WHAT YOU ARE ASKED TO DO: Every entry below must be retyped exactly, and the pictures must be left out.

RECORDS PROVIDED START

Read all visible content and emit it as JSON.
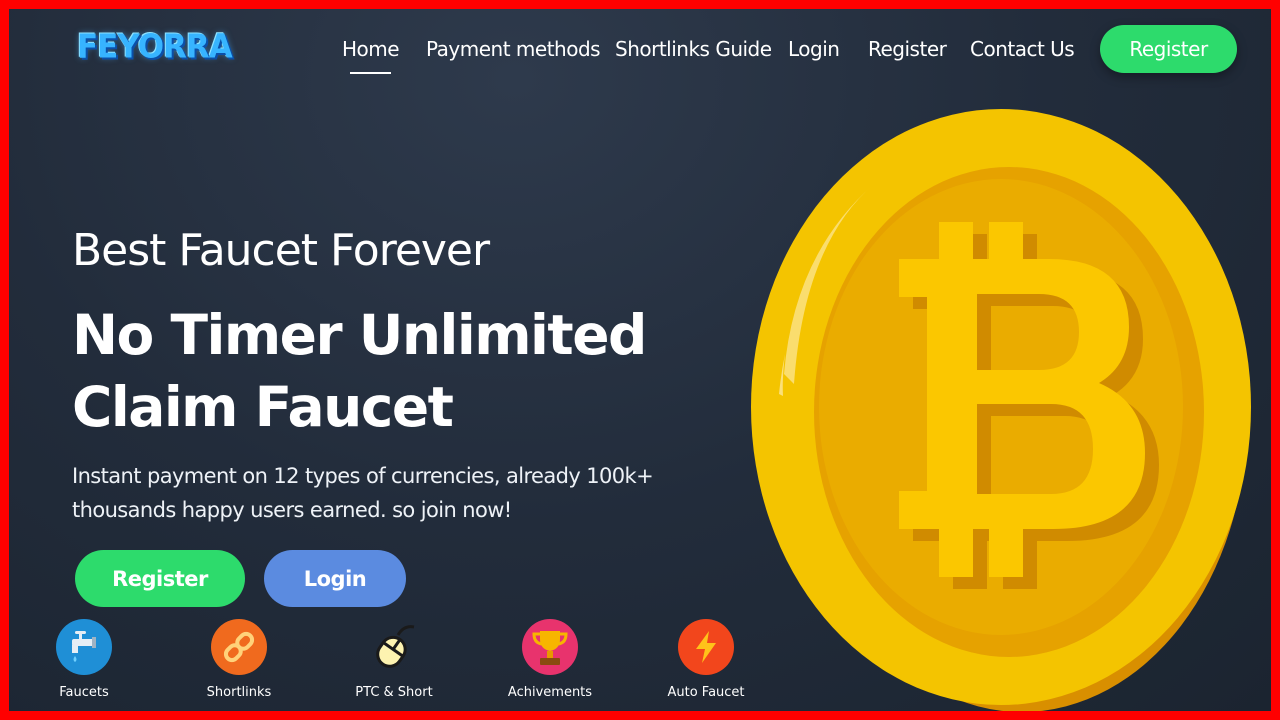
{
  "header": {
    "logo": "FEYORRA",
    "nav": [
      {
        "label": "Home",
        "active": true
      },
      {
        "label": "Payment methods",
        "active": false
      },
      {
        "label": "Shortlinks Guide",
        "active": false
      },
      {
        "label": "Login",
        "active": false
      },
      {
        "label": "Register",
        "active": false
      },
      {
        "label": "Contact Us",
        "active": false
      }
    ],
    "cta_label": "Register"
  },
  "hero": {
    "subtitle": "Best Faucet Forever",
    "title_line1": "No Timer Unlimited",
    "title_line2": "Claim Faucet",
    "description_line1": "Instant payment on 12 types of currencies, already 100k+",
    "description_line2": "thousands happy users earned. so join now!",
    "register_label": "Register",
    "login_label": "Login"
  },
  "features": [
    {
      "label": "Faucets",
      "icon": "faucet-icon"
    },
    {
      "label": "Shortlinks",
      "icon": "link-icon"
    },
    {
      "label": "PTC & Short",
      "icon": "mouse-icon"
    },
    {
      "label": "Achivements",
      "icon": "trophy-icon"
    },
    {
      "label": "Auto Faucet",
      "icon": "lightning-icon"
    }
  ],
  "colors": {
    "frame_border": "#ff0000",
    "background": "#222c3b",
    "green": "#2ddb6c",
    "blue": "#5b8be0",
    "coin": "#f7c600"
  }
}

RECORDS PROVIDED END

PROBLEM SOLUTION:
Read all visible content and emit it as JSON.
{
  "header": {
    "logo": "FEYORRA",
    "nav": [
      {
        "label": "Home",
        "active": true
      },
      {
        "label": "Payment methods",
        "active": false
      },
      {
        "label": "Shortlinks Guide",
        "active": false
      },
      {
        "label": "Login",
        "active": false
      },
      {
        "label": "Register",
        "active": false
      },
      {
        "label": "Contact Us",
        "active": false
      }
    ],
    "cta_label": "Register"
  },
  "hero": {
    "subtitle": "Best Faucet Forever",
    "title_line1": "No Timer Unlimited",
    "title_line2": "Claim Faucet",
    "description_line1": "Instant payment on 12 types of currencies, already 100k+",
    "description_line2": "thousands happy users earned. so join now!",
    "register_label": "Register",
    "login_label": "Login"
  },
  "features": [
    {
      "label": "Faucets",
      "icon": "faucet-icon"
    },
    {
      "label": "Shortlinks",
      "icon": "link-icon"
    },
    {
      "label": "PTC & Short",
      "icon": "mouse-icon"
    },
    {
      "label": "Achivements",
      "icon": "trophy-icon"
    },
    {
      "label": "Auto Faucet",
      "icon": "lightning-icon"
    }
  ],
  "colors": {
    "frame_border": "#ff0000",
    "background": "#222c3b",
    "green": "#2ddb6c",
    "blue": "#5b8be0",
    "coin": "#f7c600"
  }
}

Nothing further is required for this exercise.